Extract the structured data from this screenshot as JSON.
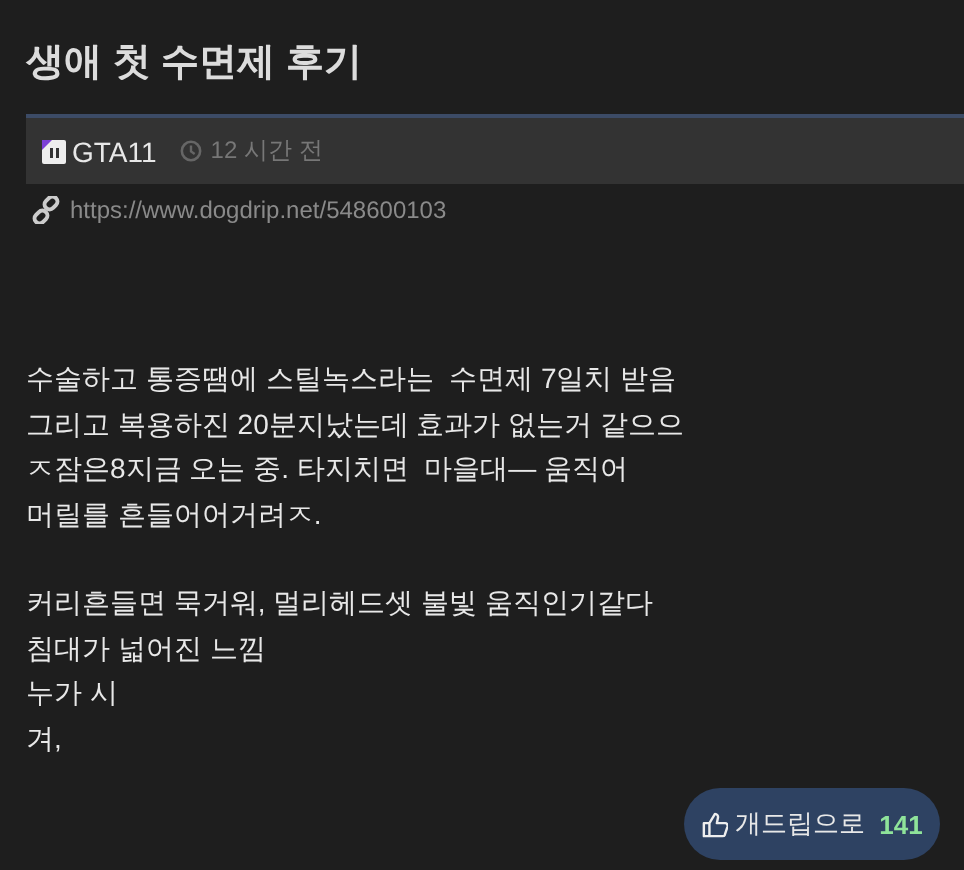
{
  "post": {
    "title": "생애 첫 수면제 후기",
    "author": "GTA11",
    "time": "12 시간 전",
    "url": "https://www.dogdrip.net/548600103",
    "paragraphs": [
      [
        "수술하고 통증땜에 스틸녹스라는  수면제 7일치 받음",
        "그리고 복용하진 20분지났는데 효과가 없는거 같으으",
        "ㅈ잠은8지금 오는 중. 타지치면  마을대— 움직어",
        "머릴를 흔들어어거려ㅈ."
      ],
      [
        "커리흔들면 묵거워, 멀리헤드셋 불빛 움직인기같다",
        "침대가 넓어진 느낌",
        "누가 시",
        "겨,"
      ]
    ],
    "vote": {
      "label": "개드립으로",
      "count": "141"
    }
  }
}
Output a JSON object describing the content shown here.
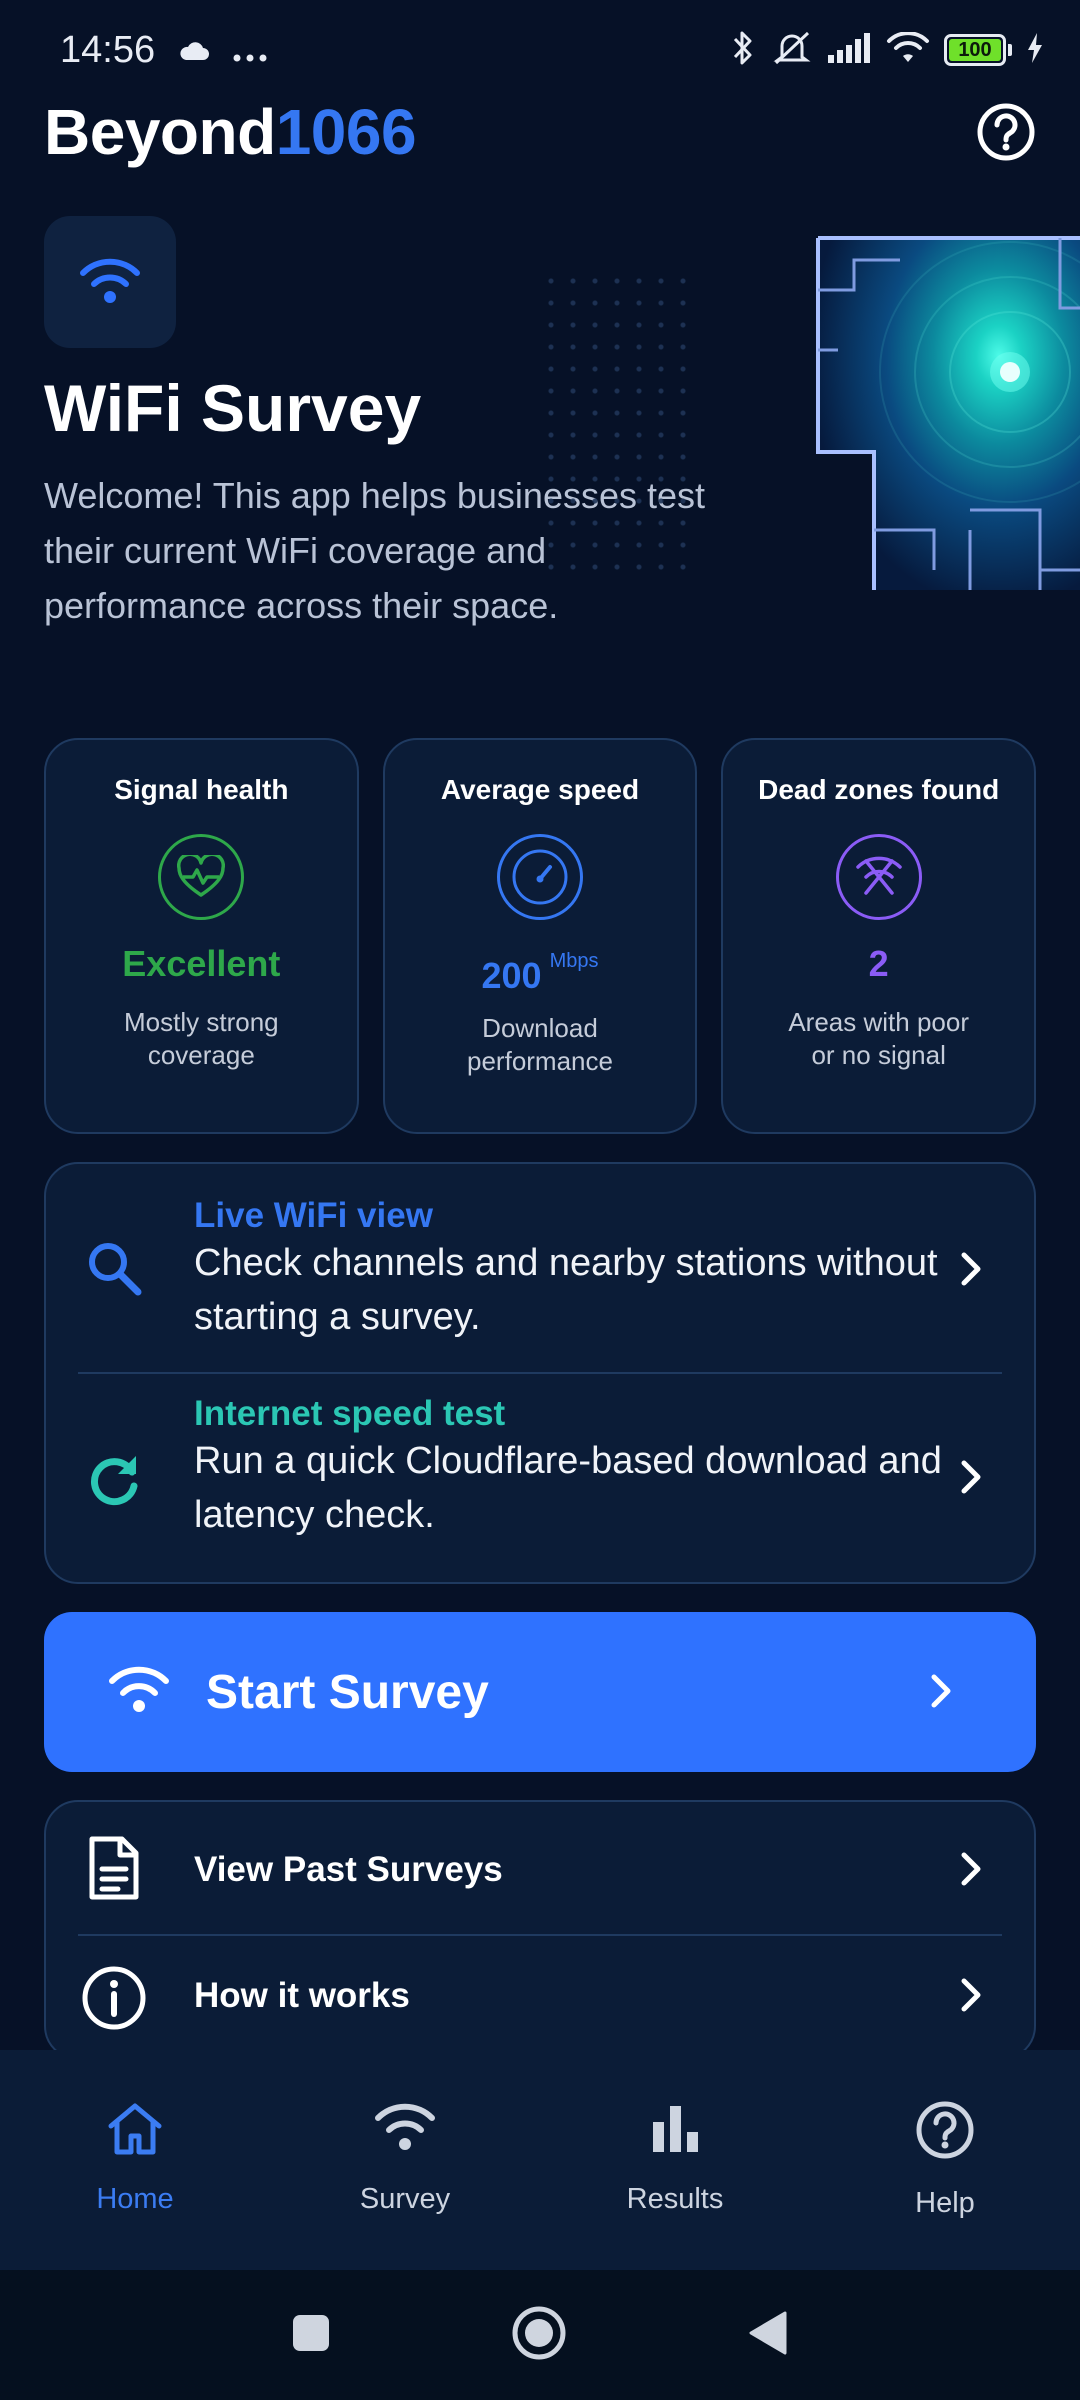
{
  "status_bar": {
    "time": "14:56",
    "battery": "100",
    "icons": [
      "cloud-icon",
      "more-icon",
      "bluetooth-icon",
      "muted-icon",
      "cellular-signal-icon",
      "wifi-icon",
      "battery-icon",
      "charging-icon"
    ]
  },
  "header": {
    "brand_main": "Beyond",
    "brand_accent": "1066",
    "help_icon": "help-circle-icon"
  },
  "hero": {
    "icon": "wifi-icon",
    "title": "WiFi Survey",
    "description": "Welcome! This app helps businesses test their current WiFi coverage and performance across their space."
  },
  "stats": [
    {
      "title": "Signal health",
      "icon": "heart-pulse-icon",
      "value": "Excellent",
      "unit": "",
      "subtitle": "Mostly strong coverage",
      "color": "#2ea84a"
    },
    {
      "title": "Average speed",
      "icon": "speedometer-icon",
      "value": "200",
      "unit": "Mbps",
      "subtitle": "Download performance",
      "color": "#3577f2"
    },
    {
      "title": "Dead zones found",
      "icon": "no-signal-icon",
      "value": "2",
      "unit": "",
      "subtitle": "Areas with poor or no signal",
      "color": "#8b5cf6"
    }
  ],
  "tools": [
    {
      "kicker": "Live WiFi view",
      "description": "Check channels and nearby stations without starting a survey.",
      "icon": "search-icon",
      "color": "#3577f2"
    },
    {
      "kicker": "Internet speed test",
      "description": "Run a quick Cloudflare-based download and latency check.",
      "icon": "refresh-icon",
      "color": "#2bc7b4"
    }
  ],
  "primary_action": {
    "label": "Start Survey",
    "icon": "wifi-icon"
  },
  "secondary_actions": [
    {
      "label": "View Past Surveys",
      "icon": "document-icon"
    },
    {
      "label": "How it works",
      "icon": "info-icon"
    }
  ],
  "bottom_nav": [
    {
      "label": "Home",
      "icon": "home-icon",
      "active": true
    },
    {
      "label": "Survey",
      "icon": "wifi-icon",
      "active": false
    },
    {
      "label": "Results",
      "icon": "bar-chart-icon",
      "active": false
    },
    {
      "label": "Help",
      "icon": "help-circle-icon",
      "active": false
    }
  ],
  "colors": {
    "background": "#061127",
    "card": "#0b1c37",
    "accent": "#2f72ff"
  }
}
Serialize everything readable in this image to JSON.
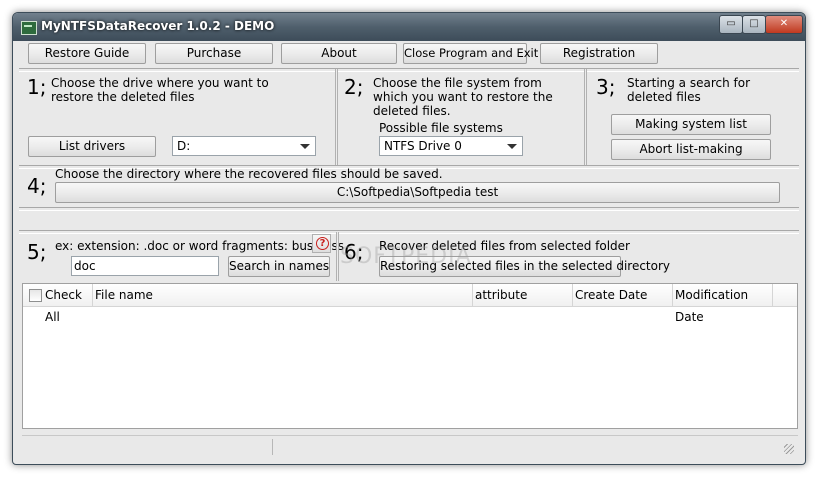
{
  "window": {
    "title": "MyNTFSDataRecover 1.0.2 - DEMO",
    "controls": {
      "minimize": "▭",
      "maximize": "□",
      "close": "✕"
    }
  },
  "toolbar": {
    "restore_guide": "Restore Guide",
    "purchase": "Purchase",
    "about": "About",
    "close_program": "Close Program and Exit",
    "registration": "Registration"
  },
  "step1": {
    "number": "1;",
    "text": "Choose the drive where you want to restore the deleted files",
    "list_drivers": "List drivers",
    "drive_selected": "D:"
  },
  "step2": {
    "number": "2;",
    "text": "Choose the file system from which you want to restore the deleted files.",
    "possible_label": "Possible file systems",
    "fs_selected": "NTFS Drive 0"
  },
  "step3": {
    "number": "3;",
    "text": "Starting a search for deleted files",
    "making_list": "Making system list",
    "abort_list": "Abort list-making"
  },
  "step4": {
    "number": "4;",
    "text": "Choose the directory where the recovered files should be saved.",
    "directory": "C:\\Softpedia\\Softpedia test"
  },
  "step5": {
    "number": "5;",
    "text": "ex: extension: .doc or word fragments: business",
    "search_value": "doc",
    "search_button": "Search in names",
    "help_icon": "question-circle"
  },
  "step6": {
    "number": "6;",
    "text": "Recover deleted files from selected folder",
    "restore_button": "Restoring selected files in the selected directory"
  },
  "file_list": {
    "check_all": "Check All",
    "columns": [
      "File name",
      "attribute",
      "Create Date",
      "Modification Date"
    ]
  },
  "watermark": "SOFTPEDIA",
  "colors": {
    "help_red": "#c8201d",
    "title_bar": "#4f5f6c"
  }
}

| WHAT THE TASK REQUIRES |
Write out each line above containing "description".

| SOLUTION TO THE EXERCISE |
    "description": "Welcome! This app helps businesses test their current WiFi coverage and performance across their space."
      "description": "Check channels and nearby stations without starting a survey.",
      "description": "Run a quick Cloudflare-based download and latency check.",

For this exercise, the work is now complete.